>>>>

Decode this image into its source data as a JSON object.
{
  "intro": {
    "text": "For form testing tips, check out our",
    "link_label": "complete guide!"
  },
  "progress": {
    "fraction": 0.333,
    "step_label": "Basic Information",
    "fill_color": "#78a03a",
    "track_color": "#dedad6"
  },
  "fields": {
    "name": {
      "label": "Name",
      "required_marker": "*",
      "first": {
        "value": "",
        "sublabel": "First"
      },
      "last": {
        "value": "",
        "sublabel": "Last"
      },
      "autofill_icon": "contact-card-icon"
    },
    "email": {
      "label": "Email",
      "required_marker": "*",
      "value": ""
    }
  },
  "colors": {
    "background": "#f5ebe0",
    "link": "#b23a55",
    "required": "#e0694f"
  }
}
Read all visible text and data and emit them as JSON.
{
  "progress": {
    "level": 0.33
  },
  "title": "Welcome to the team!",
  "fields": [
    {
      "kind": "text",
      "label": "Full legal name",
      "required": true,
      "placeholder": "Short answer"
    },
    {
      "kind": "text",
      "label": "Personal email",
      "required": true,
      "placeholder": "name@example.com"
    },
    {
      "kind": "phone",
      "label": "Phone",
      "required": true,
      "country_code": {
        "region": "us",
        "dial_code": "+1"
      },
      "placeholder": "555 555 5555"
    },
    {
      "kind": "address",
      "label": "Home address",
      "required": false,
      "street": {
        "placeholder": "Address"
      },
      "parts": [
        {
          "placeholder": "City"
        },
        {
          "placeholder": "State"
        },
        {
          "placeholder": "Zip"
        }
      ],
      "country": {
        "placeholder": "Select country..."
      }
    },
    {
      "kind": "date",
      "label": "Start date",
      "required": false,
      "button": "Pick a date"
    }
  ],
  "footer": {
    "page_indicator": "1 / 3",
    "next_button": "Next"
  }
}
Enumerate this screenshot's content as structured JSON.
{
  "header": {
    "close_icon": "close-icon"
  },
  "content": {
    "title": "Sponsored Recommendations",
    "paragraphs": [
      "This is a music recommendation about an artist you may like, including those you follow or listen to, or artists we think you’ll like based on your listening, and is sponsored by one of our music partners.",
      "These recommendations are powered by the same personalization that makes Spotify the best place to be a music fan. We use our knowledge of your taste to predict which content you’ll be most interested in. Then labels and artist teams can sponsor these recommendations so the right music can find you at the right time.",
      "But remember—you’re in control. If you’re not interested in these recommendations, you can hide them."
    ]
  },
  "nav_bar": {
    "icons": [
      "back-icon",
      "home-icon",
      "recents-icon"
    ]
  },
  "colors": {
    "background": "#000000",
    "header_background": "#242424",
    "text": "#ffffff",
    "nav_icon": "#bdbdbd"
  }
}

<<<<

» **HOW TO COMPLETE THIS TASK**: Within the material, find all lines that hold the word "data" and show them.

» **TASK RESULT**:
Decode this image into its source data as a JSON object.
Read all visible text and data and emit them as JSON.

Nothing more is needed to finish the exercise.